Here’s a little trivia you can whip out at your next holiday party:
Q: Rudolph the Red-Nosed Reindeer was part of a marketing strategy for what product?
A: A Christmas coloring book from Montgomery Ward.
Q: What animal was Rudolph the Red-Nosed Reindeer before he was a reindeer?
A: A moose. Maybe.
Q: What part of Rudolph did the boss complain about?
A: His red nose.
Q: What other names were considered for the character besides Rudolph?
A: Several including Rodney, Roddy, Roderick, Rudy, Rollo, Roland, Reggy, Reginald, and Romeo. BBC launched a series about Rudolph’s son, Robbie, and another Christmas special gives Rudolph a brother named Rusty.
Q: What other Christmas poem besides “Rudolph” is in anapestic tetrameter?
A: Why in the sam hill should I know about anapestic tetrameter? Fair point. (The other poem is “A Visit from St. Nicholas” or “‘Twas the Night Before Christmas.” “Rudolph” was clearly modeled after the famous earlier poem because “Rudolph” starts “‘Twas the day before Christmas, and all through the hills…” and ends with “Merry Christmas to all, and to all a good night!” just as Clement C. Moore’s does.)
Rudolph was originally both a goodwill gift and an attempt to save money on an in-house promotion. For years the retail giant Montgomery Ward had bought and given away coloring books at Christmas. For the 1939 season they figured that creating their own coloring book would be more cost-effective and a nice gesture, and so Robert L. May, a 35 year-old advertising copywriter, was commissioned to come up with a storybook to that end. Incidentally, May was Jewish, and so was his brother-in-law, Johnny Marks, who wrote the music. Thus “Rudolph the Red-Nosed Reindeer” is another in the long line of Christmas songs that have come from Jewish songwriters, something I wrote about for Day 5 in 2013. One account says that May initially wrote of a moose but changed it, because, purportedly, reindeer are “more friendly.” But another version says that May decided to make the character a deer because it was his four year-old daughter Barbara’s favorite animal at the zoo. Barbara was also, apparently, May’s first test audience for different revisions as he tried to make sure the story appealed to children.

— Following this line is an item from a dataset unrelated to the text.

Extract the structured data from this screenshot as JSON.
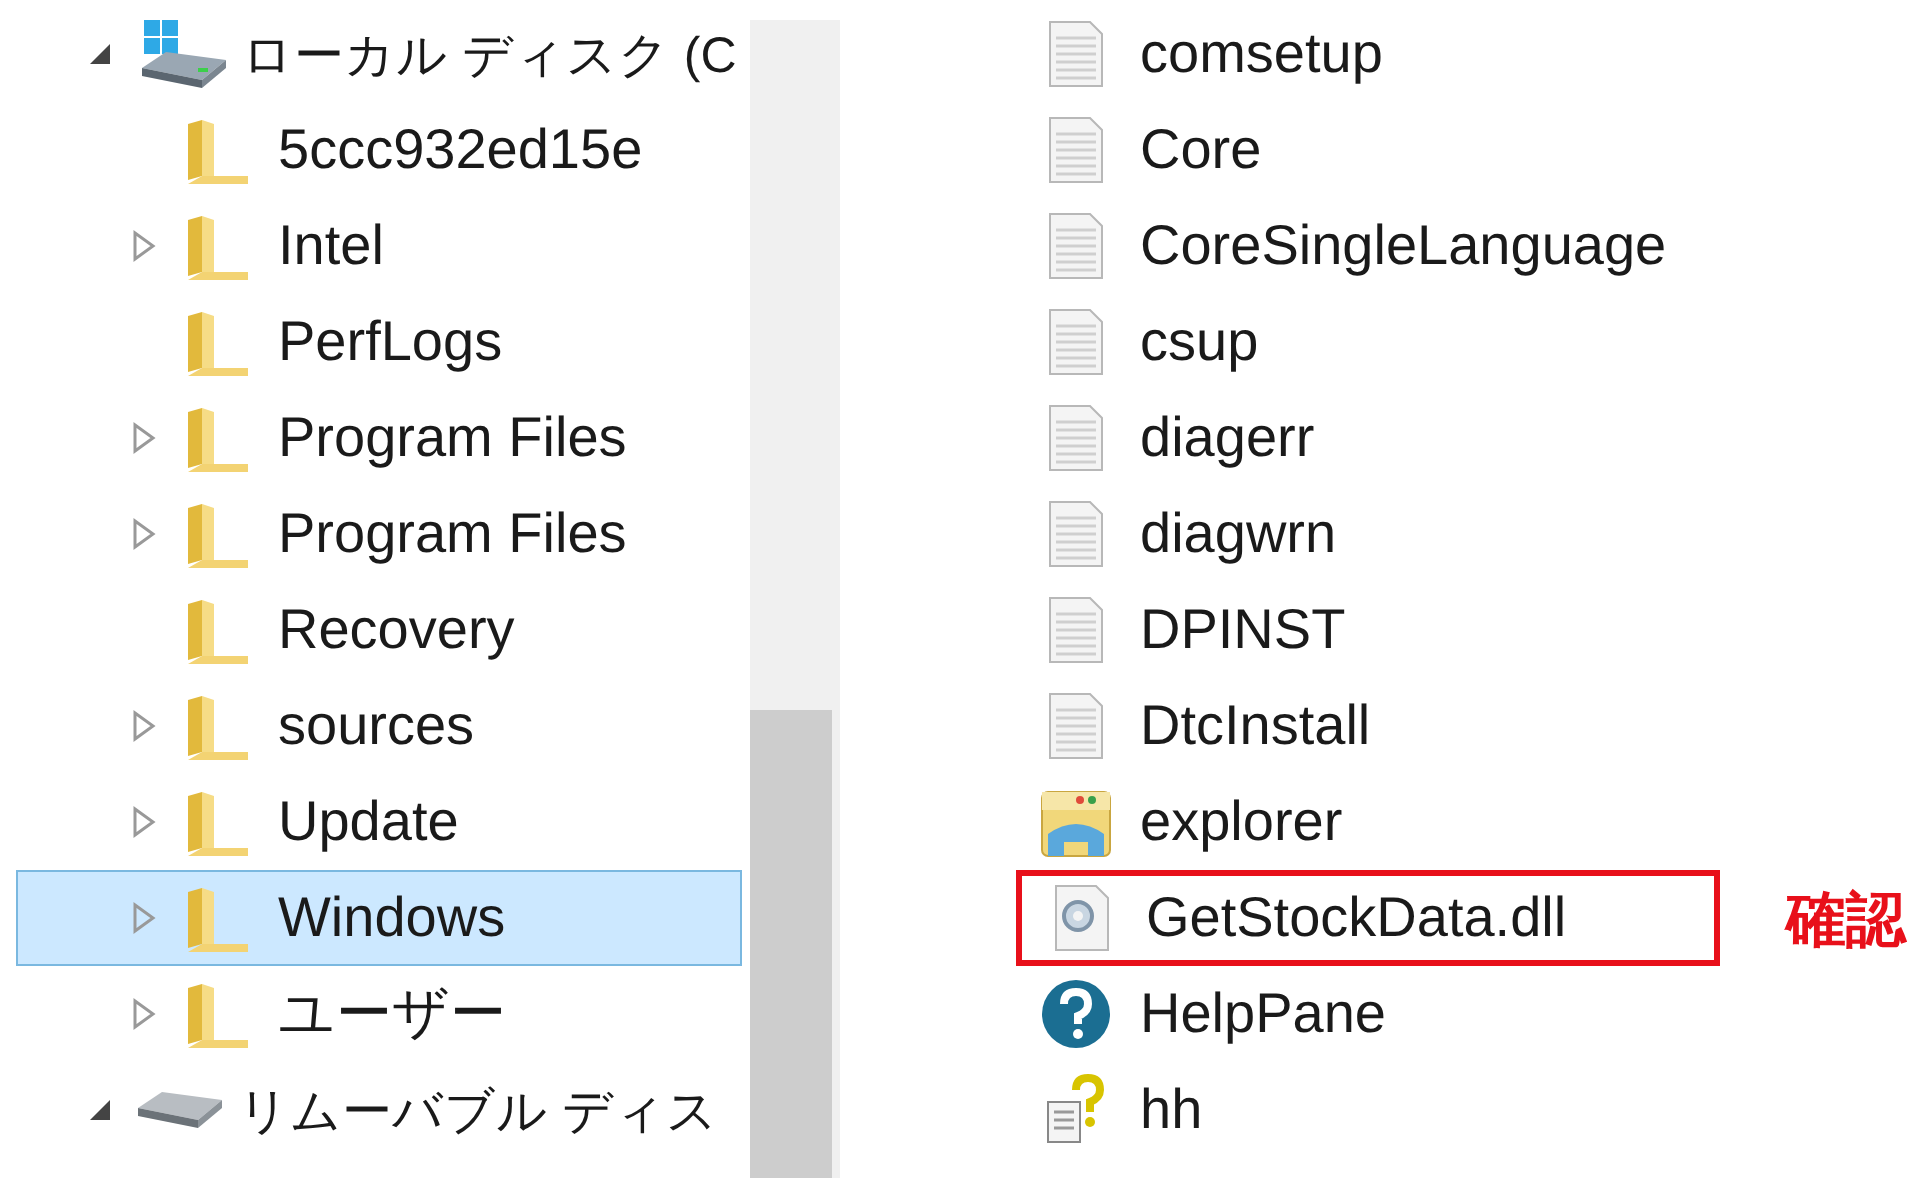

The story of Rudolph was even more personal to May, however. Like the outcast reindeer in the story, May often felt out of place and seems to have struggled to find social acceptance while growing up. What’s more, after battling cancer for about two years, May’s wife Evelyn passed away leaving him as a single father with several medical bills and on a copywriter’s salary. His boss offered to take him off the project, but May refused and later said, “I needed Rudolph now more than ever.” And at first, May’s boss wasn’t too pleased with the concept for the children’s book. At the time red noses were associated with chronic drunkenness, and May’s boss asked, “Can’t you come up with anything better?” Eventually, however, May’s superiors were won over by the character, story, and drawings, and Rudolph and his bright nose found their way into millions of hearts: 2.4 million copies were distributed in 1939. If you’d like to see the original poem and illustrations, you can find them along with a terrific NPR spot on the whole story here.
The version posted here is from the 1964 animated special aired on NBC featuring Burl Ives. If you’ve been following the blog, this might sound familiar: yesterday I mentioned that in the following year, 1965, CBS aired A Charlie Brown Christmas. Both films and their soundtracks have remained Christmas staples, and I’m glad: for Christmas I like the story of social underdogs finding they have something needed and lovely to offer.
Day 6, 2013